Reproduce the lines below exactly. Skip images.

»»

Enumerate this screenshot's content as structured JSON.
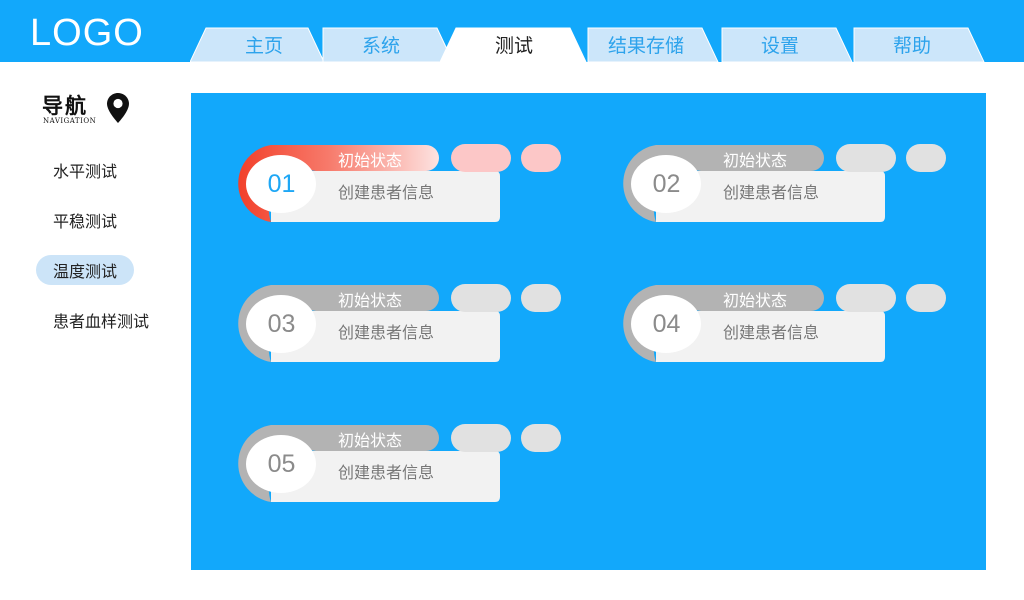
{
  "header": {
    "logo": "LOGO",
    "tabs": [
      {
        "label": "主页",
        "active": false
      },
      {
        "label": "系统",
        "active": false
      },
      {
        "label": "测试",
        "active": true
      },
      {
        "label": "结果存储",
        "active": false
      },
      {
        "label": "设置",
        "active": false
      },
      {
        "label": "帮助",
        "active": false
      }
    ]
  },
  "sidebar": {
    "title": "导航",
    "subtitle": "NAVIGATION",
    "items": [
      {
        "label": "水平测试",
        "active": false
      },
      {
        "label": "平稳测试",
        "active": false
      },
      {
        "label": "温度测试",
        "active": true
      },
      {
        "label": "患者血样测试",
        "active": false
      }
    ]
  },
  "cards": [
    {
      "number": "01",
      "status": "初始状态",
      "info": "创建患者信息",
      "active": true
    },
    {
      "number": "02",
      "status": "初始状态",
      "info": "创建患者信息",
      "active": false
    },
    {
      "number": "03",
      "status": "初始状态",
      "info": "创建患者信息",
      "active": false
    },
    {
      "number": "04",
      "status": "初始状态",
      "info": "创建患者信息",
      "active": false
    },
    {
      "number": "05",
      "status": "初始状态",
      "info": "创建患者信息",
      "active": false
    }
  ],
  "colors": {
    "header_blue": "#12a8fb",
    "tab_fill": "#cce6fa",
    "active_red": "#f2402a",
    "inactive_gray": "#b3b3b3",
    "card_body": "#f2f2f2",
    "pill_red": "#fcc7c7",
    "pill_gray": "#e1e1e1"
  },
  "icons": {
    "nav": "map-pin-icon"
  }
}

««

• _TASK ANSWER_:
Enumerate this screenshot's content as structured JSON.
{
  "header": {
    "logo": "LOGO",
    "tabs": [
      {
        "label": "主页",
        "active": false
      },
      {
        "label": "系统",
        "active": false
      },
      {
        "label": "测试",
        "active": true
      },
      {
        "label": "结果存储",
        "active": false
      },
      {
        "label": "设置",
        "active": false
      },
      {
        "label": "帮助",
        "active": false
      }
    ]
  },
  "sidebar": {
    "title": "导航",
    "subtitle": "NAVIGATION",
    "items": [
      {
        "label": "水平测试",
        "active": false
      },
      {
        "label": "平稳测试",
        "active": false
      },
      {
        "label": "温度测试",
        "active": true
      },
      {
        "label": "患者血样测试",
        "active": false
      }
    ]
  },
  "cards": [
    {
      "number": "01",
      "status": "初始状态",
      "info": "创建患者信息",
      "active": true
    },
    {
      "number": "02",
      "status": "初始状态",
      "info": "创建患者信息",
      "active": false
    },
    {
      "number": "03",
      "status": "初始状态",
      "info": "创建患者信息",
      "active": false
    },
    {
      "number": "04",
      "status": "初始状态",
      "info": "创建患者信息",
      "active": false
    },
    {
      "number": "05",
      "status": "初始状态",
      "info": "创建患者信息",
      "active": false
    }
  ],
  "colors": {
    "header_blue": "#12a8fb",
    "tab_fill": "#cce6fa",
    "active_red": "#f2402a",
    "inactive_gray": "#b3b3b3",
    "card_body": "#f2f2f2",
    "pill_red": "#fcc7c7",
    "pill_gray": "#e1e1e1"
  },
  "icons": {
    "nav": "map-pin-icon"
  }
}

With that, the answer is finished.